FAQ: Are all government contracts competitively bid?
Not all government contracts are subject to fully open and competitive bidding. In many cases, contracts are set aside for specific types of firms in order to advance the government’s goals of protecting and assisting historically disadvantaged groups. In these cases, there may still be competition among the smaller universe of eligible firms.
Pursuant to federal regulations and policies and individual agency goals, the government can designate certain solicitations as fully competitive and open to any bidders, or as set-asides for only certain types of firms representing disadvantaged groups. In some cases, there can even be a mix of the two, known as a “partial set-aside,” in which only a portion of the awards under a solicitation or program will be set aside and the rest will be fully open for competitive bidding.

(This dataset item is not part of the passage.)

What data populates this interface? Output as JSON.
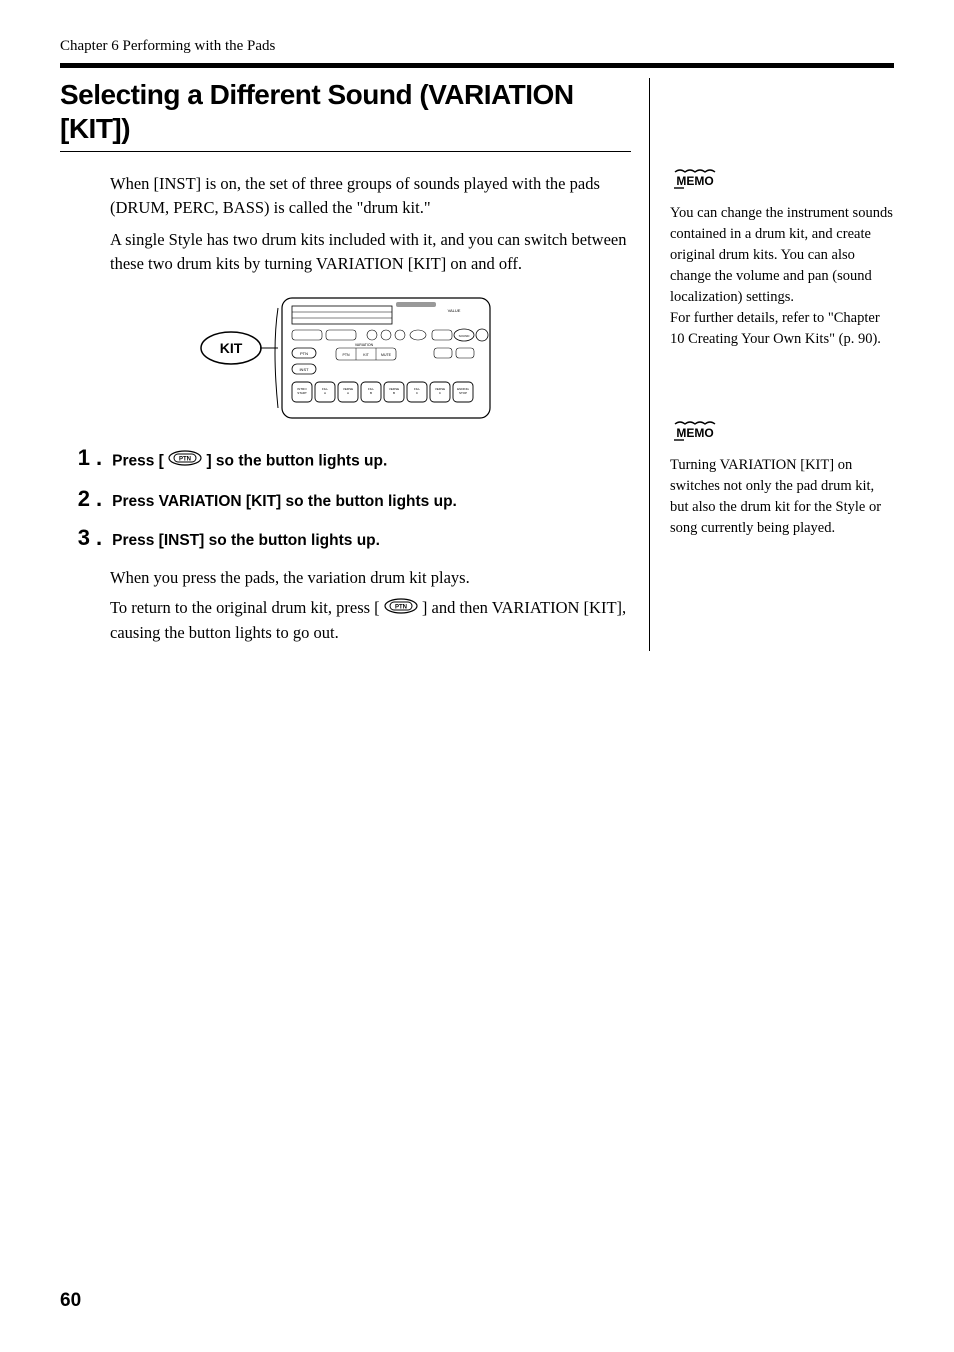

When special needs arise, the government can also bypass competitive bidding altogether and issue “sole source” awards, as long as it satisfies certain requirements to justify this exception to the normal procurement process. Sole source awards come up when there is only one firm that meets the needs of the agency, perhaps because of special concerns related to specific technologies or in the context of national defense. Sole source awards can also be given to certain disadvantaged businesses through set-aside programs such as the 8(a) Business Development program.

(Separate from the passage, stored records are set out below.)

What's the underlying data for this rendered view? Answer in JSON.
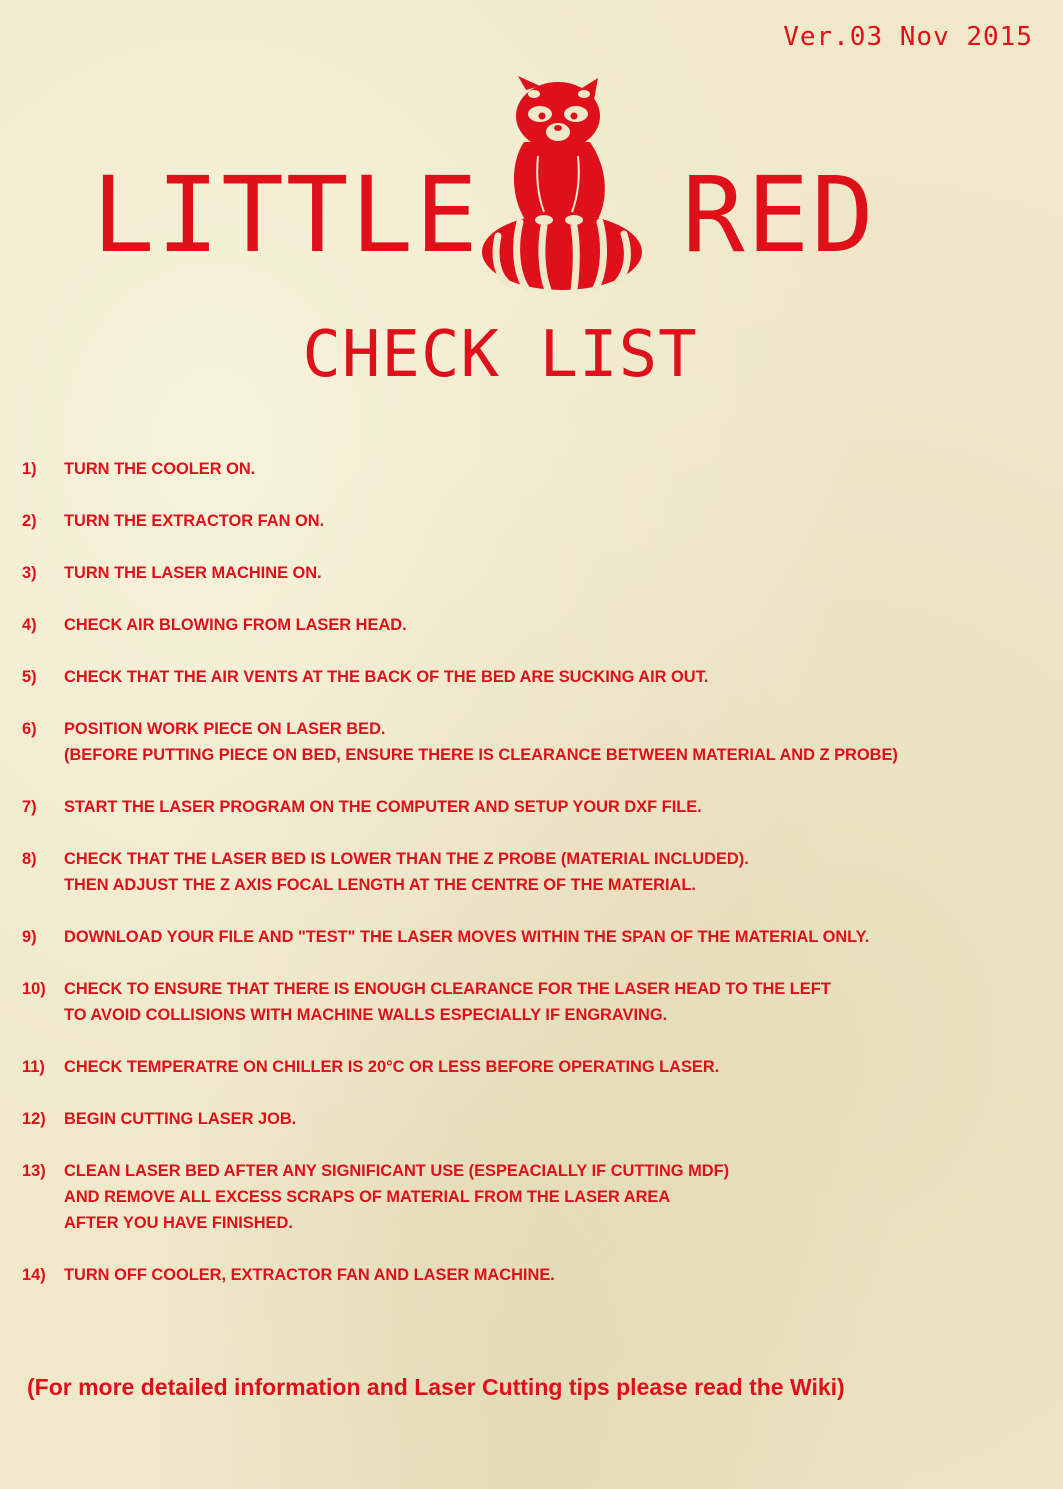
{
  "header": {
    "version": "Ver.03 Nov 2015",
    "title_left": "LITTLE",
    "title_right": "RED",
    "subtitle": "CHECK LIST"
  },
  "mascot": {
    "icon": "red-panda-icon",
    "color": "#e0101a"
  },
  "checklist": [
    {
      "num": "1)",
      "lines": [
        "TURN THE COOLER ON."
      ]
    },
    {
      "num": "2)",
      "lines": [
        "TURN THE EXTRACTOR FAN ON."
      ]
    },
    {
      "num": "3)",
      "lines": [
        "TURN THE LASER MACHINE ON."
      ]
    },
    {
      "num": "4)",
      "lines": [
        "CHECK AIR BLOWING FROM LASER HEAD."
      ]
    },
    {
      "num": "5)",
      "lines": [
        "CHECK THAT THE AIR VENTS AT THE BACK OF THE BED ARE SUCKING AIR OUT."
      ]
    },
    {
      "num": "6)",
      "lines": [
        "POSITION WORK PIECE ON LASER BED.",
        "(BEFORE PUTTING PIECE ON BED, ENSURE THERE IS CLEARANCE BETWEEN MATERIAL AND Z PROBE)"
      ]
    },
    {
      "num": "7)",
      "lines": [
        "START THE LASER PROGRAM ON THE COMPUTER AND SETUP YOUR DXF FILE."
      ]
    },
    {
      "num": "8)",
      "lines": [
        "CHECK THAT THE LASER BED IS LOWER THAN THE Z PROBE (MATERIAL INCLUDED).",
        "THEN ADJUST THE Z AXIS FOCAL LENGTH AT THE CENTRE OF THE MATERIAL."
      ]
    },
    {
      "num": "9)",
      "lines": [
        "DOWNLOAD YOUR FILE AND \"TEST\" THE LASER MOVES WITHIN THE SPAN OF THE MATERIAL ONLY."
      ]
    },
    {
      "num": "10)",
      "lines": [
        "CHECK TO ENSURE THAT THERE IS ENOUGH CLEARANCE FOR THE LASER HEAD TO THE LEFT",
        "TO AVOID COLLISIONS WITH MACHINE WALLS ESPECIALLY IF ENGRAVING."
      ]
    },
    {
      "num": "11)",
      "lines": [
        "CHECK TEMPERATRE ON CHILLER IS 20°C OR LESS BEFORE OPERATING LASER."
      ]
    },
    {
      "num": "12)",
      "lines": [
        "BEGIN CUTTING LASER JOB."
      ]
    },
    {
      "num": "13)",
      "lines": [
        "CLEAN LASER BED AFTER ANY SIGNIFICANT USE (ESPEACIALLY IF CUTTING MDF)",
        "AND REMOVE ALL EXCESS SCRAPS OF MATERIAL FROM THE LASER AREA",
        "AFTER YOU HAVE FINISHED."
      ]
    },
    {
      "num": "14)",
      "lines": [
        "TURN OFF COOLER, EXTRACTOR FAN AND LASER MACHINE."
      ]
    }
  ],
  "footer": {
    "note": "(For more detailed information and Laser Cutting tips please read the Wiki)"
  }
}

Agencies can also issue what are known as “bridge” contracts. When an existing contract is terminated or there is not enough time to go through the formal solicitation process before goods or services are needed, an agency can issue a short-term bridge contract to ensure continuing performance until a longer term award is granted after competitive bidding and a thorough review of proposals.